== Work instruction ==
Find every line in the records below that contains the word "true", and copy each such line.

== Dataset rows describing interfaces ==

════════════════════

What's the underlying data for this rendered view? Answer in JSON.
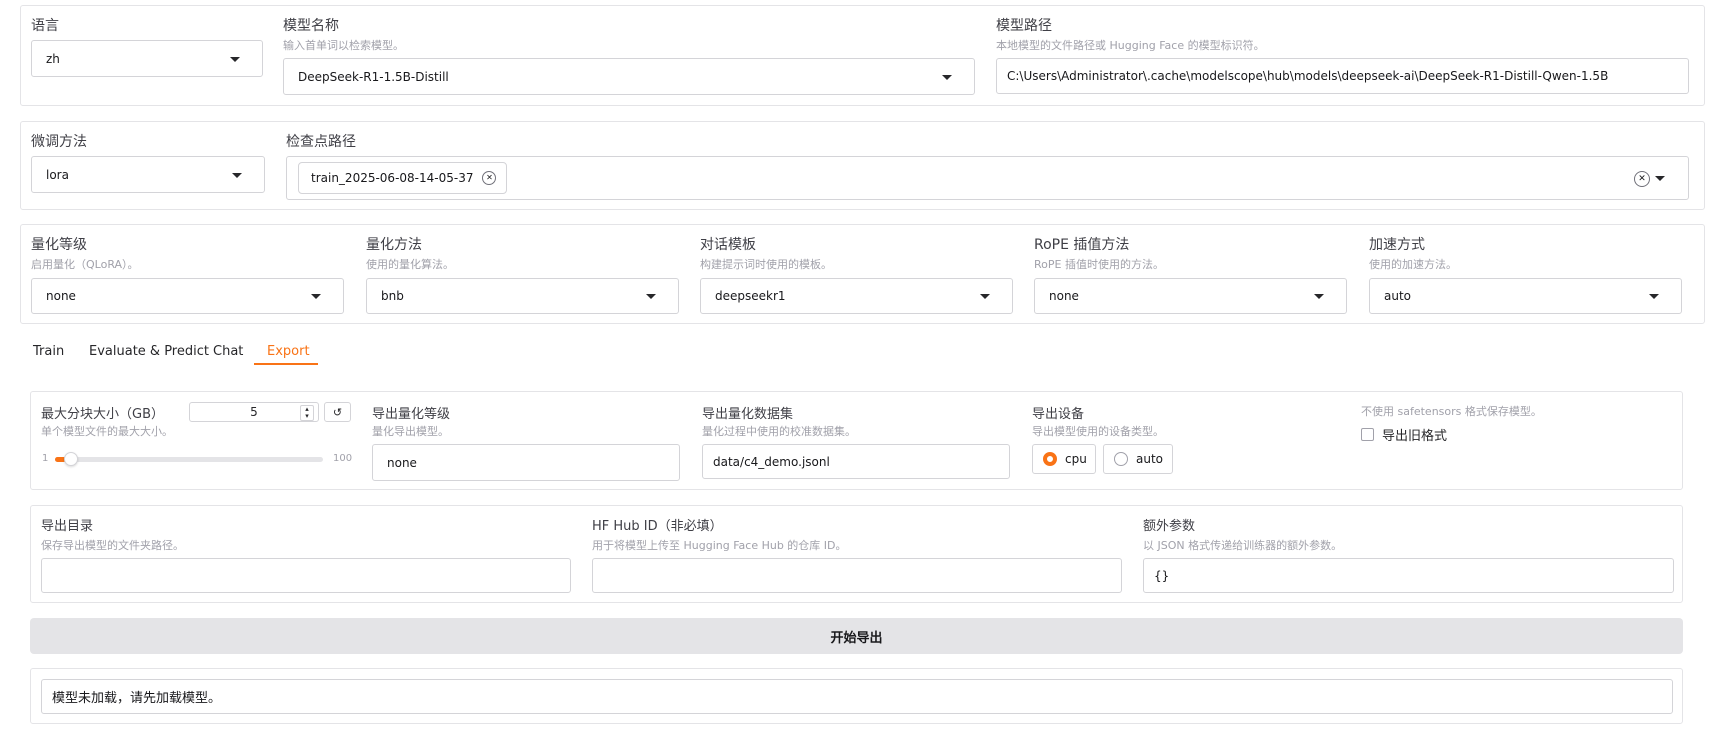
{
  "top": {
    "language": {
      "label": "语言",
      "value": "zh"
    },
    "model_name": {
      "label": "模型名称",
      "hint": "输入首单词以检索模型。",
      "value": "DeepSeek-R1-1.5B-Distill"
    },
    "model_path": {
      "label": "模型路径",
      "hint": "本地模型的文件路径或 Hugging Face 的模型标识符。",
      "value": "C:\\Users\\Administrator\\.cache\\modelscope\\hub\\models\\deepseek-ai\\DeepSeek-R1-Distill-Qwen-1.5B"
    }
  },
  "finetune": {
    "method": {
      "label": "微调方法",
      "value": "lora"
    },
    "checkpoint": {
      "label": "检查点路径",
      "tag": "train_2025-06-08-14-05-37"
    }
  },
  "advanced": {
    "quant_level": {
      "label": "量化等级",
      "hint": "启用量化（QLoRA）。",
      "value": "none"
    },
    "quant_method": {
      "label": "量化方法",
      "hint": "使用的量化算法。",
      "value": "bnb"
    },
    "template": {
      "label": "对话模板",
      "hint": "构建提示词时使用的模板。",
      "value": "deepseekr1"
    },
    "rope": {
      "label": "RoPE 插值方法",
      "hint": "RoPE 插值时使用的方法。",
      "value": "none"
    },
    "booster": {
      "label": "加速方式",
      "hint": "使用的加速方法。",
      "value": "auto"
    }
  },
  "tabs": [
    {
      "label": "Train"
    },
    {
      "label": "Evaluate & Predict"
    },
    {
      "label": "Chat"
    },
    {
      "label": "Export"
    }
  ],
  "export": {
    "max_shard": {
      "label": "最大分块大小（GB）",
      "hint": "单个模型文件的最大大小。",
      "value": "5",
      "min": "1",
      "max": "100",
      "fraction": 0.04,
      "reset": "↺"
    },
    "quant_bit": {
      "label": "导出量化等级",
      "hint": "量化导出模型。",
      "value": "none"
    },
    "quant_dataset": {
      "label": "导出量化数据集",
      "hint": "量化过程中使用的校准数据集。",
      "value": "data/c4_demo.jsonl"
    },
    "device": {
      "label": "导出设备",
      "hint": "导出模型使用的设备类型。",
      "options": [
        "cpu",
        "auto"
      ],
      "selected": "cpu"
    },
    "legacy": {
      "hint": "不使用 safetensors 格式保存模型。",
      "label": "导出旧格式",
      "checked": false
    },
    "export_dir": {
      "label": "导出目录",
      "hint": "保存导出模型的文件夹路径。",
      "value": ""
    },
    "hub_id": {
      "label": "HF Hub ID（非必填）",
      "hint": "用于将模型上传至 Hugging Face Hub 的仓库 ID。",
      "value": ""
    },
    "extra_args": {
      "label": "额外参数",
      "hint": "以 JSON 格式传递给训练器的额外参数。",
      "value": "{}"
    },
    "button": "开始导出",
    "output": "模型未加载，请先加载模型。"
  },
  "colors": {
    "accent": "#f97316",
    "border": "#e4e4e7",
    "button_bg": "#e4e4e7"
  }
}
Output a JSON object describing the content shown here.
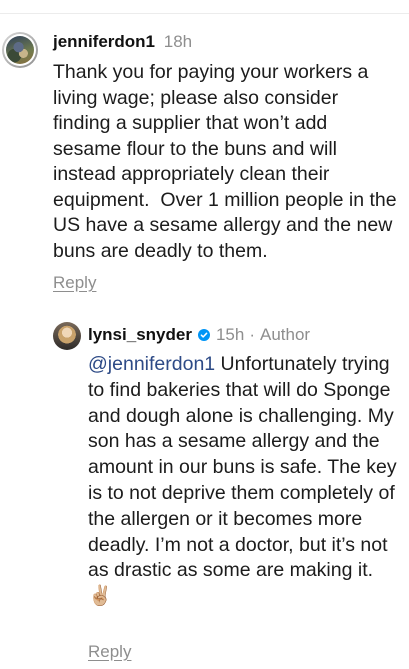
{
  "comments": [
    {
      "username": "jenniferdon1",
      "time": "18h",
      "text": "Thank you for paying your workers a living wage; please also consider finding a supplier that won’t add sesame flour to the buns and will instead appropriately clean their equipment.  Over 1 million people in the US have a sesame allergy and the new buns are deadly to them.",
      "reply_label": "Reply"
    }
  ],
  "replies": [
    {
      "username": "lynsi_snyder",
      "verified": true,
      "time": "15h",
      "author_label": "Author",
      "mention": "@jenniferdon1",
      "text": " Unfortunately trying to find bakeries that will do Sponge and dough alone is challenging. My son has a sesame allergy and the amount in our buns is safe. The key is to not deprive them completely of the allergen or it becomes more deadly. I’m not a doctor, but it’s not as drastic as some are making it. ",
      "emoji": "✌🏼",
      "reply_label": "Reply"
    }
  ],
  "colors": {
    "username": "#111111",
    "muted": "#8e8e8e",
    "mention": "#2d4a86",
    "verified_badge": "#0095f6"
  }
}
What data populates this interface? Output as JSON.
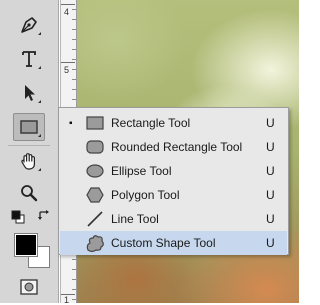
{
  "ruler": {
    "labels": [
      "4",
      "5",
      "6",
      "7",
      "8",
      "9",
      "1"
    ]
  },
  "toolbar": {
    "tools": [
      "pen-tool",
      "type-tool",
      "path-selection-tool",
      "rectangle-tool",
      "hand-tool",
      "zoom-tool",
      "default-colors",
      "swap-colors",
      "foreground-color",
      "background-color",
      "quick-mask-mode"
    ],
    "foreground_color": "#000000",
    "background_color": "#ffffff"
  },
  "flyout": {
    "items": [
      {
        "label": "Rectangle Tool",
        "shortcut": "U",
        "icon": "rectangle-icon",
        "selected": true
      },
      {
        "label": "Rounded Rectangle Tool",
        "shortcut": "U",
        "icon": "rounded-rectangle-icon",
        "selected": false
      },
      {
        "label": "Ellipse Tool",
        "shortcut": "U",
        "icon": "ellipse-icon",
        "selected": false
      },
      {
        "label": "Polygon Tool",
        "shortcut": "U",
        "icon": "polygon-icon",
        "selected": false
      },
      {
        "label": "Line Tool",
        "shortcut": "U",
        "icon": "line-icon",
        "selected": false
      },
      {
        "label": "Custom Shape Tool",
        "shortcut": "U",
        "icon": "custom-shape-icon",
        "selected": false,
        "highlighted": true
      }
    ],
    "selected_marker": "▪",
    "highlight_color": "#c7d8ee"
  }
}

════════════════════

== Result below ==
      "verified": true,
        "selected": true
        "highlighted": true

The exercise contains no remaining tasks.